Hurricane Irma has already battered parts of Florida, and is set to smash its way up the US state’s west coast in the coming hours. But the storm, which has already broken records for its strength, has produced something so utterly unexpected that it’s caught even the most seasoned of meteorologists off guard: It’s temporarily changed the shape of the ocean.

The storm is so powerful that it’s sucked beaches at both ends virtually dry; the shorelines in Tampa, which is directly in the firing line of Irma, as well as the Bahamas, have receded to a point normally only seen in the prelude to a tsunami. This has turned the region’s beaches into a scene of curiosity for local human residents and one hell of giant temporary playground for canine ones.

This is being caused by Irma’s intense low-pressure at the centre of the storm. The low pressure system is so great that it’s actually pulling water away from affected shorelines, causing the sea to effectively bulge upwards underneath the storm system’s centre.

Meteorologist Angela Fritz explained the extremely rare phenomenon in The Washington Post, noting that while the storm surge isn’t a tsunami, it’s still not smart to be caught in the dry sea bed when the water eventually returns.

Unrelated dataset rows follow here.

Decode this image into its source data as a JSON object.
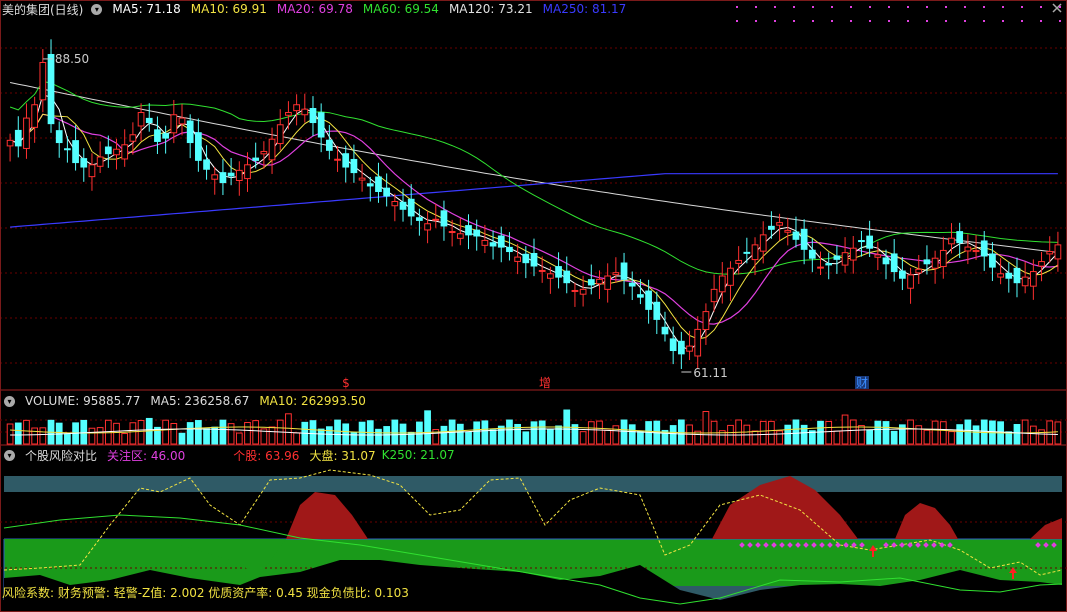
{
  "main": {
    "title": "美的集团(日线)",
    "ma": [
      {
        "label": "MA5: 71.18",
        "color": "#ffffff"
      },
      {
        "label": "MA10: 69.91",
        "color": "#f2e342"
      },
      {
        "label": "MA20: 69.78",
        "color": "#e040e0"
      },
      {
        "label": "MA60: 69.54",
        "color": "#30e030"
      },
      {
        "label": "MA120: 73.21",
        "color": "#e0e0e0"
      },
      {
        "label": "MA250: 81.17",
        "color": "#3a3aff"
      }
    ],
    "high_label": "88.50",
    "low_label": "61.11",
    "markers": [
      {
        "text": "$",
        "color": "#ff3030"
      },
      {
        "text": "增",
        "color": "#ff3030"
      },
      {
        "text": "财",
        "color": "#3a8cff"
      }
    ]
  },
  "volume": {
    "title": "VOLUME: 95885.77",
    "ma5": "MA5: 236258.67",
    "ma10": "MA10: 262993.50"
  },
  "risk": {
    "title": "个股风险对比",
    "focus": "关注区: 46.00",
    "stock": "个股: 63.96",
    "market": "大盘: 31.07",
    "k250": "K250: 21.07"
  },
  "footer": "风险系数: 财务预警: 轻警-Z值: 2.002 优质资产率: 0.45 现金负债比: 0.103",
  "colors": {
    "up": "#ff3030",
    "down": "#54ffff",
    "grid": "#6a0000"
  },
  "chart_data": {
    "type": "candlestick",
    "annotations": [
      "88.50",
      "61.11"
    ],
    "close": [
      81.0,
      80.5,
      83.0,
      84.2,
      88.0,
      82.5,
      80.8,
      80.2,
      79.0,
      78.6,
      78.8,
      79.5,
      79.8,
      80.2,
      80.6,
      81.5,
      83.5,
      82.6,
      80.9,
      81.2,
      83.3,
      83.0,
      80.8,
      79.2,
      78.4,
      77.9,
      77.2,
      77.8,
      78.3,
      78.8,
      79.2,
      80.0,
      81.1,
      82.4,
      83.5,
      84.2,
      83.8,
      82.6,
      81.3,
      80.1,
      79.3,
      78.6,
      78.1,
      77.6,
      76.9,
      76.4,
      76.0,
      75.5,
      74.8,
      74.2,
      73.8,
      73.5,
      73.9,
      73.3,
      72.8,
      72.6,
      72.5,
      72.4,
      72.0,
      71.5,
      71.4,
      71.0,
      70.5,
      70.0,
      69.7,
      69.3,
      69.0,
      68.7,
      68.2,
      67.5,
      67.6,
      68.0,
      68.5,
      68.8,
      69.1,
      68.5,
      67.9,
      66.9,
      65.8,
      64.9,
      63.6,
      62.1,
      61.8,
      62.5,
      64.0,
      65.6,
      67.6,
      68.8,
      69.5,
      70.2,
      70.9,
      71.6,
      72.5,
      73.0,
      73.6,
      72.9,
      72.1,
      71.2,
      70.4,
      69.6,
      69.8,
      70.3,
      70.9,
      71.3,
      71.9,
      71.3,
      70.7,
      69.9,
      69.2,
      68.6,
      68.9,
      69.4,
      69.9,
      70.4,
      71.1,
      72.2,
      71.8,
      71.4,
      71.1,
      70.6,
      69.6,
      69.0,
      68.6,
      68.2,
      68.7,
      69.2,
      70.1,
      71.0,
      71.6
    ]
  }
}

As a meteorologist, there are things you learn in textbooks that you may never see in person. You know they happen theoretically, but the chances of seeing the most extraordinary weather phenomena are slim to none. This is one of those things — a hurricane strong enough to change the shape of an ocean.

Hurricane Irma’s winds are so strong, it’s pulling water away from the shoreline. It happened in the Bahamas on Friday and Saturday, and now it’s happening on the Gulf Coast of Florida on Sunday.

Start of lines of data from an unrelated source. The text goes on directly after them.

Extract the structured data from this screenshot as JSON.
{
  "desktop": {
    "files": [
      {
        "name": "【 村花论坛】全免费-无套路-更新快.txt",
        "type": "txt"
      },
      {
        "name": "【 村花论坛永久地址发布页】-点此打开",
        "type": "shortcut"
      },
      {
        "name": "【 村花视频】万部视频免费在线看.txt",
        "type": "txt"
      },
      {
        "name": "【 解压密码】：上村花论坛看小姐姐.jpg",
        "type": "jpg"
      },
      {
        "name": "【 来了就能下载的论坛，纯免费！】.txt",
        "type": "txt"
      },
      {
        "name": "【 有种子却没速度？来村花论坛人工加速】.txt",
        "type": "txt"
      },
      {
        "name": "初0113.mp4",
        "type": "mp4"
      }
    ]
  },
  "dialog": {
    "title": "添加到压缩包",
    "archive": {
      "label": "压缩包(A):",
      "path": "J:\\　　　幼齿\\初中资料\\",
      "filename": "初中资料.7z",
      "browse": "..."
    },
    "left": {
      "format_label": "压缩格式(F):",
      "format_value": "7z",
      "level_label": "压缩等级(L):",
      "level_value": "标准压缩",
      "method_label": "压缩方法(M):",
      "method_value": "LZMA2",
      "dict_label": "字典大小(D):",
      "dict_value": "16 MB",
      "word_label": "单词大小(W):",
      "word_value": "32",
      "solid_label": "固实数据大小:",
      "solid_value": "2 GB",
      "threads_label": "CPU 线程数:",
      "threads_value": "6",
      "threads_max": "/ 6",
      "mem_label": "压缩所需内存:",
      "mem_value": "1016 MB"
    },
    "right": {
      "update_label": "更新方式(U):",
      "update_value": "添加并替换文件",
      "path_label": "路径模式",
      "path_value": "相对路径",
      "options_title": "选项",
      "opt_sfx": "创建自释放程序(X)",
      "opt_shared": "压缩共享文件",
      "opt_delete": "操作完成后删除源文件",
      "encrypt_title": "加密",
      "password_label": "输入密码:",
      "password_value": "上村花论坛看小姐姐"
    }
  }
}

At the same time, some locations may be experiencing the effects of the hurricane “bulge.” In the centre of the storm, where the pressure is lowest and the winds are converging, water piles up. Low pressure is basically a sucking mechanism in the sense that it draws the air inward. When the pressure is exceptionally low and the winds are very strong, it can create a bulge of ocean water under the centre of the storm.

The storm battered Miami and the surrounding area over the weekend, and is predicted to strike Tampa as soon as early Monday (local Florida time).

The good news, however, is that those two sweet playing dogs in the first video above are dry and safe, waiting to ride out the storm after a good, long, run around.